For decades, the routine treatment for Lyme disease has been standard antibiotics, which usually kill off the infection. But for up to 20% of people with the tick-borne illness, the antibiotics don’t work, and lingering symptoms of muscle pain, fatigue and cognitive impairment can continue for years — sometimes indefinitely.
A new Stanford Medicine study in lab dishes and mice provides evidence that the drug azlocillin completely kills off the disease-causing bacteria Borrelia burgdorferi at the onset of the illness. The study suggests it could also be effective for treating patients infected with drug-tolerant bacteria that may cause lingering symptoms.
“This compound is just amazing,” said Jayakumar Rajadas, PhD, assistant professor of medicine and director of the Biomaterials and Advanced Drug Delivery Laboratory at the Stanford School of Medicine. “It clears the infection without a lot of side effects. We are hoping to repurpose it as an oral treatment for Lyme disease.” Rajadas is the senior author of the study, which was published online March 2 in Scientific Reports. The lead author is research associate Venkata Raveendra Pothineni, PhD.
“We have been screening potential drugs for six years,” Pothineni said. “We’ve screened almost 8,000 chemical compounds. We have tested 50 molecules in the dish. The most effective and safest molecules were tested in animal models. Along the way, I’ve met many people suffering with this horrible, lingering disease.

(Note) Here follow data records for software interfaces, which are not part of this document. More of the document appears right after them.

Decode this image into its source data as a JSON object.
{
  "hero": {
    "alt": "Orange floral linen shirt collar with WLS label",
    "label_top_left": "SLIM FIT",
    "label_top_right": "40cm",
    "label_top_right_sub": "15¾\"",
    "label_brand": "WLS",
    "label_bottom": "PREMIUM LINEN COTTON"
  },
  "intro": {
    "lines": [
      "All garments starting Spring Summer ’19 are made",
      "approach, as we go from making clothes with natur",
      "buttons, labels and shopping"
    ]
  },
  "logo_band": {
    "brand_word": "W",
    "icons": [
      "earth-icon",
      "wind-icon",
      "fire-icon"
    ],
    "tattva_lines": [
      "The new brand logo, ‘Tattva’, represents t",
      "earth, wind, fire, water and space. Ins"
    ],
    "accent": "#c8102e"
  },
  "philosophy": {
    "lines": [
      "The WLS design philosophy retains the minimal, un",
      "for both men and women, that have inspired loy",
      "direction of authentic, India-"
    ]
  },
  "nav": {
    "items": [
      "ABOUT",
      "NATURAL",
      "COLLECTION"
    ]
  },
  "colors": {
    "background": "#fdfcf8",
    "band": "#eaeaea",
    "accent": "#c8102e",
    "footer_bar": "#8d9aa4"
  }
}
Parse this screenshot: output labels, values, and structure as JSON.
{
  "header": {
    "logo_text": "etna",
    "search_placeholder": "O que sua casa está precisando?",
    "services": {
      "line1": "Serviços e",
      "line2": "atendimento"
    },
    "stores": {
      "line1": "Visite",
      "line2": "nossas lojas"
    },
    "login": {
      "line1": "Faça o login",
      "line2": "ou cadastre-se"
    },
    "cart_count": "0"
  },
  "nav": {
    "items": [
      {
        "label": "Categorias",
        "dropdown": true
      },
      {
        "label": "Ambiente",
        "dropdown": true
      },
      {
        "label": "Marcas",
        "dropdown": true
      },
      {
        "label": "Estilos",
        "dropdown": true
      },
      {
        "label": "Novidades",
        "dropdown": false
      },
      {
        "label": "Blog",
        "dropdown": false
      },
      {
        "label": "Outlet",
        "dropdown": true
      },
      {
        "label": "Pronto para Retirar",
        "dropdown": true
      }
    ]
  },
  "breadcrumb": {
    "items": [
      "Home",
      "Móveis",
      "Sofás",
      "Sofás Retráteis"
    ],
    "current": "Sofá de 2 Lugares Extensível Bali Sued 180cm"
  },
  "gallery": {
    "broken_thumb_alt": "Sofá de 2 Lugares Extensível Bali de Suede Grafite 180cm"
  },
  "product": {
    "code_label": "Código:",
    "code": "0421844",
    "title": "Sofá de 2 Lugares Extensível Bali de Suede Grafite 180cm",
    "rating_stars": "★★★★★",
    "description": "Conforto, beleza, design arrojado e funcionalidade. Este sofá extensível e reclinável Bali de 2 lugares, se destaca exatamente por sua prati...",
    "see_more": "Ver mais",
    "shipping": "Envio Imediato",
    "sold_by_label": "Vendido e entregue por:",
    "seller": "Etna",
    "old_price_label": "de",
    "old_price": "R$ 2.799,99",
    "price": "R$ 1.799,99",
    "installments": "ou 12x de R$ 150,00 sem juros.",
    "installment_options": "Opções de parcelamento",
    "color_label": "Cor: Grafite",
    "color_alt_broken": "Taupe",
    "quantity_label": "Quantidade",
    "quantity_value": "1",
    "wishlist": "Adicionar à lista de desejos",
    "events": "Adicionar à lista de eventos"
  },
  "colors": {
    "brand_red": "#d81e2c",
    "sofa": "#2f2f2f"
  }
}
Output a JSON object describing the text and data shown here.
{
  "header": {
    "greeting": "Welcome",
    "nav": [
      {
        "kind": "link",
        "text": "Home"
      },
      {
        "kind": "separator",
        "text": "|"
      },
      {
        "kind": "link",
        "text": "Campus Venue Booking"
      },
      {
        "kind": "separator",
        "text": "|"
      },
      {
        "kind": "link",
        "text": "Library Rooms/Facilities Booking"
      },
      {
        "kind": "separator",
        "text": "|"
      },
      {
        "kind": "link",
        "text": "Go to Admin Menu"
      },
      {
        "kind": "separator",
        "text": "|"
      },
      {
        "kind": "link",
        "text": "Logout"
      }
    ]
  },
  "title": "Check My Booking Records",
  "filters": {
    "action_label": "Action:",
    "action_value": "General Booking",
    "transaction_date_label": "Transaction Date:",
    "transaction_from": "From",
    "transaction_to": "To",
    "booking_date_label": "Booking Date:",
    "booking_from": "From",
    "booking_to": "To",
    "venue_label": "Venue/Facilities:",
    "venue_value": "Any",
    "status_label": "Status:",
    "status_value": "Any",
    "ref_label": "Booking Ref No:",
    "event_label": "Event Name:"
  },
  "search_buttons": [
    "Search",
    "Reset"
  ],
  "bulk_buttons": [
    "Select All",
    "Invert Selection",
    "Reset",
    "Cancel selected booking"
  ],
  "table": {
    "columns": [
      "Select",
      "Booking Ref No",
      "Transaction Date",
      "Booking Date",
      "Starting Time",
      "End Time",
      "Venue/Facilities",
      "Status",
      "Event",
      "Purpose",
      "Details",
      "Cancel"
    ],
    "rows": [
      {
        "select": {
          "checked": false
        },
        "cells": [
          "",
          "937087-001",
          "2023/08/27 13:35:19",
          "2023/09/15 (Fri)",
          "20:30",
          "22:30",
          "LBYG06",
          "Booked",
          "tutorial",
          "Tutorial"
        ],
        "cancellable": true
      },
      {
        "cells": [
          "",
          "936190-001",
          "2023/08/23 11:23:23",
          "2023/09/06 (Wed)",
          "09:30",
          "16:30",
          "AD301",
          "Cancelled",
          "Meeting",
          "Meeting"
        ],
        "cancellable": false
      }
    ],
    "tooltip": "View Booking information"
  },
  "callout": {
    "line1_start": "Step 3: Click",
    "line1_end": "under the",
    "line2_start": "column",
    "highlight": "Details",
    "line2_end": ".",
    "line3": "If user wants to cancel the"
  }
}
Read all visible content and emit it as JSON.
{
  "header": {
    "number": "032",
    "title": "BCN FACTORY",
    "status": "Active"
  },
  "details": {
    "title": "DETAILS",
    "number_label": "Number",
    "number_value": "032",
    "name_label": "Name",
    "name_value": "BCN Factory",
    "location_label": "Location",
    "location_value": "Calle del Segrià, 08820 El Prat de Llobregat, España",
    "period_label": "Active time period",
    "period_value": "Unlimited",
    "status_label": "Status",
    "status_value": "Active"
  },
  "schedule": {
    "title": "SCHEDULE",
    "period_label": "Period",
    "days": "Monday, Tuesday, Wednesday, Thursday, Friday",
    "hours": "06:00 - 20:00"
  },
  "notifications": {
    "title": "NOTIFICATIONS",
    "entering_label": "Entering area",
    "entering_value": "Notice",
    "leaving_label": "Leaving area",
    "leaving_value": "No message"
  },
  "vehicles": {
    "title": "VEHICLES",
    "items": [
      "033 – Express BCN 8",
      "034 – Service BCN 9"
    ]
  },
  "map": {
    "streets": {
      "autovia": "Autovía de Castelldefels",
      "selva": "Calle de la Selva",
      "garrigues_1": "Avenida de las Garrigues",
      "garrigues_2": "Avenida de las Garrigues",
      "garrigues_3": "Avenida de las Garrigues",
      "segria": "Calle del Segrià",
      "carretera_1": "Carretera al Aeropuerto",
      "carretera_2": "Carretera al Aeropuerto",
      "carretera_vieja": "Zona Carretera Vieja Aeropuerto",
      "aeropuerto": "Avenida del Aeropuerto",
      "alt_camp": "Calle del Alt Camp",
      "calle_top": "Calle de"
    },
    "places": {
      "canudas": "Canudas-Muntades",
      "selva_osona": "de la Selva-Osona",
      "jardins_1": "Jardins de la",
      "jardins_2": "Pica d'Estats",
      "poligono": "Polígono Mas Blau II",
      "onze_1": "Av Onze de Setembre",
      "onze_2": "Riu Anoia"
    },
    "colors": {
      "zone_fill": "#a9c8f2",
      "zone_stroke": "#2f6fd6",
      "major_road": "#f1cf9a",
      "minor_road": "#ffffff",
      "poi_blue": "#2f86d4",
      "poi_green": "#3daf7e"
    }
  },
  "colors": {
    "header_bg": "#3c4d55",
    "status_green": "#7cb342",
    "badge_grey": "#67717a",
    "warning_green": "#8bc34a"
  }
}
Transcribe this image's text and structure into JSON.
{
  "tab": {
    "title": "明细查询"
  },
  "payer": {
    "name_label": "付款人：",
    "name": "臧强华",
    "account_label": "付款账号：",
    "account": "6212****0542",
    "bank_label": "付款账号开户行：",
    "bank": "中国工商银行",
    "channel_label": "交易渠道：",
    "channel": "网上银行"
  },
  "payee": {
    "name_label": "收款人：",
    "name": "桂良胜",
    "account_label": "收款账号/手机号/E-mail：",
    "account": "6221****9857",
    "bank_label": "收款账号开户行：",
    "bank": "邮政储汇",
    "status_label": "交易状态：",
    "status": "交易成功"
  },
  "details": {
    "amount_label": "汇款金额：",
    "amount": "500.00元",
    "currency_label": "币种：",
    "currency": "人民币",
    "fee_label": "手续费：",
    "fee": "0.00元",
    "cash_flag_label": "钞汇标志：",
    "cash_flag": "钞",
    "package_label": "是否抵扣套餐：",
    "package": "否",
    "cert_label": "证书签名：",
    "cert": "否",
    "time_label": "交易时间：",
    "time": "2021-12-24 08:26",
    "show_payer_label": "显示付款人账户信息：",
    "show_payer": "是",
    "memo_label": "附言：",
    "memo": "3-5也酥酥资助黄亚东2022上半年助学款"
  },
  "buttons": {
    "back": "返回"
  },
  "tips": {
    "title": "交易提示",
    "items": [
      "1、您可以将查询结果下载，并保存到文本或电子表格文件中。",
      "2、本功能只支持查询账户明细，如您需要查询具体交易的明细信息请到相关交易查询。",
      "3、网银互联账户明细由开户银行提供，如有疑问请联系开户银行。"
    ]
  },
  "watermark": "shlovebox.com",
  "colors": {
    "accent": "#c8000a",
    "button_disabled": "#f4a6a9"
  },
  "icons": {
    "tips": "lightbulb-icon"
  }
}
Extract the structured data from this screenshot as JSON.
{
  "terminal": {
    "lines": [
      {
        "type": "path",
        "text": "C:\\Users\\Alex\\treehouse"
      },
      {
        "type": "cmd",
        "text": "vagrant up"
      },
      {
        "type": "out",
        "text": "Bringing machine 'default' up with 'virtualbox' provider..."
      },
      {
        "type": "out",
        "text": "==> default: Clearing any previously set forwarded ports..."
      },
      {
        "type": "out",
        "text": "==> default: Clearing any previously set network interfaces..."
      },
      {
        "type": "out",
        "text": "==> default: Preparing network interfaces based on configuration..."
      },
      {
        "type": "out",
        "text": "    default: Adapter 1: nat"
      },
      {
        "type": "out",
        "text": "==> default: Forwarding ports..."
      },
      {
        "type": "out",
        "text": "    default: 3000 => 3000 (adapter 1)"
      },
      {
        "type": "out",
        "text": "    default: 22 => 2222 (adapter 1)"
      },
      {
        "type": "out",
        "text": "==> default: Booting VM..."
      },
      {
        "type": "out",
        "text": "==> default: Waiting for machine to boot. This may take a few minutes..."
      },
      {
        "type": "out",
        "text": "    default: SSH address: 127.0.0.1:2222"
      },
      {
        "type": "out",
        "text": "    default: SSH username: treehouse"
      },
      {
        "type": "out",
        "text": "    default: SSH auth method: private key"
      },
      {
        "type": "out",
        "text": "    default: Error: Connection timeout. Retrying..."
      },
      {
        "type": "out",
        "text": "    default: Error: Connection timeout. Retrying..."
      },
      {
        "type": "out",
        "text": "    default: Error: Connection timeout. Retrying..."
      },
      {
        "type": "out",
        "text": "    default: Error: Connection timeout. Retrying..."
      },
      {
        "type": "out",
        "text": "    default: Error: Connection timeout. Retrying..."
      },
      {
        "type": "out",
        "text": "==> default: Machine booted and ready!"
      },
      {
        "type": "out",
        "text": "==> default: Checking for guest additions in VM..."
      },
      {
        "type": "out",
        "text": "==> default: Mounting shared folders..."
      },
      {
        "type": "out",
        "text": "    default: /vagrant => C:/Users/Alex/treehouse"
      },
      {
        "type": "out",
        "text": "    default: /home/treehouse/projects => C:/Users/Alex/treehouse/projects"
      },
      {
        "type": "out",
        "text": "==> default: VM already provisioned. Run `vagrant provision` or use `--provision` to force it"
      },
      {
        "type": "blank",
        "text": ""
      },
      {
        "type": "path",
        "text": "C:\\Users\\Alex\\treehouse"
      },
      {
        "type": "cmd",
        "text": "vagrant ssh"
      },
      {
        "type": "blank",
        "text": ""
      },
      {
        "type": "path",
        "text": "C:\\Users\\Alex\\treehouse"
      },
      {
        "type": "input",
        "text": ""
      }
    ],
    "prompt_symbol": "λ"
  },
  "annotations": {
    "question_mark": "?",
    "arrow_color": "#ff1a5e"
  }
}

Our main goal is to find the best compound for treating patients and stop this disease.”
Read more at Stanford Medicine